Using the collaborative law process has been found to have many benefits on participants’ mental health, including: reducing stress, improving communication, and promoting a sense of empowerment and control.

Reduces Stress

Going through a legal conflict can be incredibly stressful, particularly when it involves a significant emotional and financial investment. The traditional adversarial legal system can add to this stress, as you and your partner or spouse are pitted against each other. You may even feel that you are fighting for your very survival.

Collaborative law, on the other hand, is designed to reduce this stress by creating a more supportive and cooperative environment. You and your partner or spouse are encouraged to work together to find solutions that work your family. Rather than being locked into a win-lose mentality. This can significantly reduce the stress and anxiety associated with legal conflicts, leading to better long-term emotional outcomes for both you and your children.

Involves Mental Health Professionals

Also of great benefit is the involvement of mental health professionals in the process. These professionals help you identify, acknowledge, and address underlying emotional issues that may impede the progress of the separation process. They can help you develop skills to work through your emotions when you become triggered so you can think clearly, respectfully, and reasonably. This can help both of you feel heard, acknowledged, and validated, and at the same time, keep meetings productive.

Improves Communication

In the traditional legal system, communication between parties can be strained or even nonexistent, as lawyers are often the primary points of contact, and communication is often done through letter writing and court documents. This tends to lead to misunderstandings, miscommunications, and even further conflict.

In contrast, collaborative law requires that you communicate openly and honestly with each other.
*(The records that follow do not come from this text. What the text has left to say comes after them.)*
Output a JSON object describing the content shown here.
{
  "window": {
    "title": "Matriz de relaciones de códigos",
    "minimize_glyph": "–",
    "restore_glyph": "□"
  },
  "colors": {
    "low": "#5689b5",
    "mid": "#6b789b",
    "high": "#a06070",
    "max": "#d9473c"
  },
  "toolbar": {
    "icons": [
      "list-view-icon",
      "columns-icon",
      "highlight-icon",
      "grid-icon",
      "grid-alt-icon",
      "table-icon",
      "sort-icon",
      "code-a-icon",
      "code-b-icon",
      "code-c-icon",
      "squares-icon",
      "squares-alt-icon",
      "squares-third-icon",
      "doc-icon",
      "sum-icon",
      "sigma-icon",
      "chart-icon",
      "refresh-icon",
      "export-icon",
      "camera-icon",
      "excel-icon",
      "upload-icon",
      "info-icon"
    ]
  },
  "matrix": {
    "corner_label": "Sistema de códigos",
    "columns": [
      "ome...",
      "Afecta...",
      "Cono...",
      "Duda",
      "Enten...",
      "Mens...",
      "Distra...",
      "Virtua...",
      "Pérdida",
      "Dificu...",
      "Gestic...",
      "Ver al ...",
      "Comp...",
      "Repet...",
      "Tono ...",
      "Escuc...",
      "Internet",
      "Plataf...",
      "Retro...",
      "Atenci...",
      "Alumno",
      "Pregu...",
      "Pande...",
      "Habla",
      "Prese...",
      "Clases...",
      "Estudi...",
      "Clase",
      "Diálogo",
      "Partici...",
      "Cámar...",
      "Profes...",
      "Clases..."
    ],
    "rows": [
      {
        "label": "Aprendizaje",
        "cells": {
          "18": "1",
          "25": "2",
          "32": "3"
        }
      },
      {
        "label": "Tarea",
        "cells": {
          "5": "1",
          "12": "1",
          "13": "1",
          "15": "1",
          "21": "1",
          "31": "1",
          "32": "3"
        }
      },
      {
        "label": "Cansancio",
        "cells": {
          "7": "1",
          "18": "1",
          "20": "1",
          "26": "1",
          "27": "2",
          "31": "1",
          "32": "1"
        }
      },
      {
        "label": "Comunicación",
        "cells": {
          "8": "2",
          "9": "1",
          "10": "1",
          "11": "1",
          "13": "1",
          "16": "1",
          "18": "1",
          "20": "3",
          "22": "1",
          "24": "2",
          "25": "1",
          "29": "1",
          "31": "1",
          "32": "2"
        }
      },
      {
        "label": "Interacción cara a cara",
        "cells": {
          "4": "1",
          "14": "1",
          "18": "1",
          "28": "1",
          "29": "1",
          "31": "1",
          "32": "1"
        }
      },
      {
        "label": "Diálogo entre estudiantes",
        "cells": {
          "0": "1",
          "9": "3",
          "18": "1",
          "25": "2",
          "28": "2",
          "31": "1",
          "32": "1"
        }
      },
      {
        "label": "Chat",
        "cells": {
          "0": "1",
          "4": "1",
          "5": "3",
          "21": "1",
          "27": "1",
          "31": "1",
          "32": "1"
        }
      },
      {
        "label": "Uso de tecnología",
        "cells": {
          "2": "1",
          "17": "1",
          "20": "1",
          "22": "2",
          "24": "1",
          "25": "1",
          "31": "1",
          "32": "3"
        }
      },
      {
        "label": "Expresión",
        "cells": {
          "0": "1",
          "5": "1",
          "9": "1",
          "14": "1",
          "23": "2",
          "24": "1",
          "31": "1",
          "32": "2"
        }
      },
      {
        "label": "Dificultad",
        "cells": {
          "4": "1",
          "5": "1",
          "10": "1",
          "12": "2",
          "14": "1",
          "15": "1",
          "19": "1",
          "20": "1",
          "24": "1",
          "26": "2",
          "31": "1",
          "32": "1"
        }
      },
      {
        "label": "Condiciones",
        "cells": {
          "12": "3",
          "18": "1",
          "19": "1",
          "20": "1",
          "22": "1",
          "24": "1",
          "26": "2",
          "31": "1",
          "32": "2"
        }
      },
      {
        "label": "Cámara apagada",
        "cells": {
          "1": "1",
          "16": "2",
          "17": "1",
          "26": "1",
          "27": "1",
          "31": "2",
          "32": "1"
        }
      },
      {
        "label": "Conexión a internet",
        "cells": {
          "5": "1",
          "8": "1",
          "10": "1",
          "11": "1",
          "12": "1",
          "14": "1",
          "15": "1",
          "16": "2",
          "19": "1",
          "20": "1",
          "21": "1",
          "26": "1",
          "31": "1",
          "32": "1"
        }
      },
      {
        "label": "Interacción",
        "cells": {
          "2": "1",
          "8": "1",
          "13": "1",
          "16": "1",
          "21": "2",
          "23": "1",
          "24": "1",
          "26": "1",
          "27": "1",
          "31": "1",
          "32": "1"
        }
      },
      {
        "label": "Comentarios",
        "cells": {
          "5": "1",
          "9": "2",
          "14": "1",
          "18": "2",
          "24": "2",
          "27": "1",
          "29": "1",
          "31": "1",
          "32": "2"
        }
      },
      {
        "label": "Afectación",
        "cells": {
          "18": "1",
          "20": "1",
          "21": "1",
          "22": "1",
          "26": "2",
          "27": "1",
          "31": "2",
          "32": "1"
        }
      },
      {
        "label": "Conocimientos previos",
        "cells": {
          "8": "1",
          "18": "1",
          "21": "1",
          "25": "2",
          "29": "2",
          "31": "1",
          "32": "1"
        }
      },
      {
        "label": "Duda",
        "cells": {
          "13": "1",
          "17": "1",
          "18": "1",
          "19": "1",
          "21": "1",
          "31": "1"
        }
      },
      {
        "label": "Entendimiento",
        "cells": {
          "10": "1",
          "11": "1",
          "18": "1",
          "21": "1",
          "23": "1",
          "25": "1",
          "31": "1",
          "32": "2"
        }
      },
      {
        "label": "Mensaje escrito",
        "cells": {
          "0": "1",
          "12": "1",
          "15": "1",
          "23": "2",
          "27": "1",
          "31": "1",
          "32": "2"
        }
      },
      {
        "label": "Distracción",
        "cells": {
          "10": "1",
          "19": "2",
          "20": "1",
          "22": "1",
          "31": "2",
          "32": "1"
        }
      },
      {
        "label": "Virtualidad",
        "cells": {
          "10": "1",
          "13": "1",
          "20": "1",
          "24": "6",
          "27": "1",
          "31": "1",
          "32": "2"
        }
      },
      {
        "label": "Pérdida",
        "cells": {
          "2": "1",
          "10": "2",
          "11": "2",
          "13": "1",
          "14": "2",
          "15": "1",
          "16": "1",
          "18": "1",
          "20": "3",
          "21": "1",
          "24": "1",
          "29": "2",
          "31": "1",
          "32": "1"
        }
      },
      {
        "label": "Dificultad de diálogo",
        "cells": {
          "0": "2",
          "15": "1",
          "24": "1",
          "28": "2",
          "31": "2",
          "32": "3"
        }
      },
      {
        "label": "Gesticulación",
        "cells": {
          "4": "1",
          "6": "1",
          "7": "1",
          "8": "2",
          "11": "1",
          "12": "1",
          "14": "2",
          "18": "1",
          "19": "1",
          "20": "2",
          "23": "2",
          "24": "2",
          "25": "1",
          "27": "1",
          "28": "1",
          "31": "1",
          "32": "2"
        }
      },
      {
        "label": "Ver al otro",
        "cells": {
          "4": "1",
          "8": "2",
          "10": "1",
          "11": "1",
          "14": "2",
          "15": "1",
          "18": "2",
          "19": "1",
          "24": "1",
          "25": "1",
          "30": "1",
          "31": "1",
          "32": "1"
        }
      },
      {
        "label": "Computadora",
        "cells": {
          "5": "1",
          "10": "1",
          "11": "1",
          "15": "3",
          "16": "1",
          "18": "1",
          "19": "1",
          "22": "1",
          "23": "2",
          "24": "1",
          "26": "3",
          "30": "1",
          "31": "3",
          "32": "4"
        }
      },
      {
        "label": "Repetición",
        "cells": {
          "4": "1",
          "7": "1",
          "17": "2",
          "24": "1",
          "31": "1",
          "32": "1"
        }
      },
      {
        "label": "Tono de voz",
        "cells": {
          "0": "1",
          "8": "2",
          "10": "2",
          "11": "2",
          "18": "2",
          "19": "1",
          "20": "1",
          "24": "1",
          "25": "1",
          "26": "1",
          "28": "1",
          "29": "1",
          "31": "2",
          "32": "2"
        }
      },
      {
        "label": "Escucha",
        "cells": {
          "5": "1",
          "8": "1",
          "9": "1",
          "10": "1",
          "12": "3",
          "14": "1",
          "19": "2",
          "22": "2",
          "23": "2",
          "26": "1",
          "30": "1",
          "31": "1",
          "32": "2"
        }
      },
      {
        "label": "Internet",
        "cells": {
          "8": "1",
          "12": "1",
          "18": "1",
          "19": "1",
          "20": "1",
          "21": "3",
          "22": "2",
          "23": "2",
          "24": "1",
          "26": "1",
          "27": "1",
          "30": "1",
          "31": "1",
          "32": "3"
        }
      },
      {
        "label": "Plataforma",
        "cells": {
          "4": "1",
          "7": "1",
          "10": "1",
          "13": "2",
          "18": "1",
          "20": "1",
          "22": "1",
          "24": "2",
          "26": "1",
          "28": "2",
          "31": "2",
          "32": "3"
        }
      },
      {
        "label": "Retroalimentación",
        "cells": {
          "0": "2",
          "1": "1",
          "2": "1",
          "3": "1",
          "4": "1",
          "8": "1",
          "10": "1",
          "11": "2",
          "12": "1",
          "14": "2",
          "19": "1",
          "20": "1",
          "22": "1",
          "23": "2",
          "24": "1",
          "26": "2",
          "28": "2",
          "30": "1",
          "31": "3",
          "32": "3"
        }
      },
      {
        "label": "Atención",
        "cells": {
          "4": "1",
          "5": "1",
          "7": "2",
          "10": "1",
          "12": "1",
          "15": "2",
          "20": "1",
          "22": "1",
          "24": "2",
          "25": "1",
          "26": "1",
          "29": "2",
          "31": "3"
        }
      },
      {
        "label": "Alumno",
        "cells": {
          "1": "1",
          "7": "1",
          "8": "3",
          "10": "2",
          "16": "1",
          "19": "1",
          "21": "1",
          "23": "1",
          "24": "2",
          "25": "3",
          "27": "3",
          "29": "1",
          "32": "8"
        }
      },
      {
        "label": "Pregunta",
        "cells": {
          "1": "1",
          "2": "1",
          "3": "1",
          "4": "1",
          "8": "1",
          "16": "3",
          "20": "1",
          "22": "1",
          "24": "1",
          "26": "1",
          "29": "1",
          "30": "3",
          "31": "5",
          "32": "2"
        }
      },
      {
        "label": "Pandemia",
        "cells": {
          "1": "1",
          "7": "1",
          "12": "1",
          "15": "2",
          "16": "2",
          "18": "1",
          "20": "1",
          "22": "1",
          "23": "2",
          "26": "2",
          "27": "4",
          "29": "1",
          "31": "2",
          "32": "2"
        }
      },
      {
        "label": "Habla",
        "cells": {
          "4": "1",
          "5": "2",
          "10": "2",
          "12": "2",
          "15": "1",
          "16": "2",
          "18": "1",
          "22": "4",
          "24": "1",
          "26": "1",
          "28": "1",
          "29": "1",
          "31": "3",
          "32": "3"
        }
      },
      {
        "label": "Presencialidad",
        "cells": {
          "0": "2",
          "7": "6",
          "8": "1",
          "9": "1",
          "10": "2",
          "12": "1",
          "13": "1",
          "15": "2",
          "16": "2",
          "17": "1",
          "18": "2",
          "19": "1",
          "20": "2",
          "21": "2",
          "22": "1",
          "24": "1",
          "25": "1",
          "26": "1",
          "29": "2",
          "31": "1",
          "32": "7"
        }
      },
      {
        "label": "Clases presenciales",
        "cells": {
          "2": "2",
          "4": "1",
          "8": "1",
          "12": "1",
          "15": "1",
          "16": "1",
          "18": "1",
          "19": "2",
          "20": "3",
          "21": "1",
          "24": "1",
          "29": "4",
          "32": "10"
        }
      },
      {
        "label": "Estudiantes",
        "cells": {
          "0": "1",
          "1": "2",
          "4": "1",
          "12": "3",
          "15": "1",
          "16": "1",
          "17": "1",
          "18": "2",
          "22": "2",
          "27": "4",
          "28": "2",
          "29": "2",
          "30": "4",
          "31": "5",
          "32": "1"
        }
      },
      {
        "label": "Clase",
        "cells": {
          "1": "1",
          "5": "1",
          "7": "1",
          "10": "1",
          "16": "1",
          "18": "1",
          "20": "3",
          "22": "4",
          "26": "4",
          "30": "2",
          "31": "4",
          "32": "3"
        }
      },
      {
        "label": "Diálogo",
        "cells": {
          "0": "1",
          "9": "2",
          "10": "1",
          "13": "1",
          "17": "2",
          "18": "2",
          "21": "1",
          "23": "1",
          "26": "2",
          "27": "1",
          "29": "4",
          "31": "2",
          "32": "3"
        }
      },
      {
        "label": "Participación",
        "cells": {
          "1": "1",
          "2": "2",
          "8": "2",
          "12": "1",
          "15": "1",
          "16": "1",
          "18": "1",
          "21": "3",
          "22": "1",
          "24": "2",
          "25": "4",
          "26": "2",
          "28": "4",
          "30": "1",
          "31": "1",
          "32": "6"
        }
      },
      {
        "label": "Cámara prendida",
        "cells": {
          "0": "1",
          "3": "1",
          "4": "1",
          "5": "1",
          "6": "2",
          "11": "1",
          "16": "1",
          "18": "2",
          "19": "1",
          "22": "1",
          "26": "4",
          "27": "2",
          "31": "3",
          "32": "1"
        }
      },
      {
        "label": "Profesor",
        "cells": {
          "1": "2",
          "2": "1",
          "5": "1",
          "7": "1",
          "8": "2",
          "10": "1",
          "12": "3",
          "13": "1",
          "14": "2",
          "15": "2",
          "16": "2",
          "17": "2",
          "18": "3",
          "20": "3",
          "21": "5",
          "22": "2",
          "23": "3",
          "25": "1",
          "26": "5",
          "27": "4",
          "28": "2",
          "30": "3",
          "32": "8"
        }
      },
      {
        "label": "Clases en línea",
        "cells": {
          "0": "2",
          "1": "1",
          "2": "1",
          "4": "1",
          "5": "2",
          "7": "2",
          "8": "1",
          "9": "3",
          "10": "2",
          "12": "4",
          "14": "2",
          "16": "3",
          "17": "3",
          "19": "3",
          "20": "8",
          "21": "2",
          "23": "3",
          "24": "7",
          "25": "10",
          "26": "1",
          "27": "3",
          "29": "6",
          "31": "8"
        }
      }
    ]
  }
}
This can lead to a better understanding of each other’s needs and perspectives, which is more likely to result in creative and mutually beneficial solutions. Improved communication can also lead to better mental health outcomes, as it can reduce feelings of isolation and promote a sense of connection and understanding.

Promotes Sense of Empowerment and Control

In the traditional legal system, you may feel you have little control over the outcome of your case.

In contrast, collaborative law gives you a greater degree of control over the process and outcome. You participate actively in the negotiation and decision-making process, which can lead to a greater sense of empowerment and control. This can be particularly beneficial for mental health, as it can promote feelings of confidence, autonomy, independence, and self-efficacy.

Less Costly & Time Consuming

In addition to these benefits, collaborative law has also been found to be less expensive and time-consuming than traditional legal proceedings. This can be particularly important for mental health, as financial and time-related stressors can have a significant impacts on mental health outcomes.

By reducing stress, involving mental health professionals, improving communication, promoting a sense of empowerment and control, and being less expensive and time-consuming than traditional legal proceedings, collaborative law can foster better mental health outcomes for everyone involved.

Further, by being an active participate and learning skills to cope with your emotions and communicate better, the collaborative law process promotes and supports healthier coparenting relationships long term, after the legal separation process is over and the collaborative team is out of the picture.

If you are in the process of separating and are concerned about the impact on your mental health, consider exploring collaborative law.

For more information on the benefits of the collaborative law process, check out our other blog posts: “I want a divorce” – How Collaborative Law can keep you out of court and on good terms and  Five Things About Divorce That Suck and How Collaborative Law Makes It Easier

For mental health resources near you, visit the Canadian Mental Health Association website.

By Rhoni Mackenzie

If you have questions about the collaborative law process, contact me today at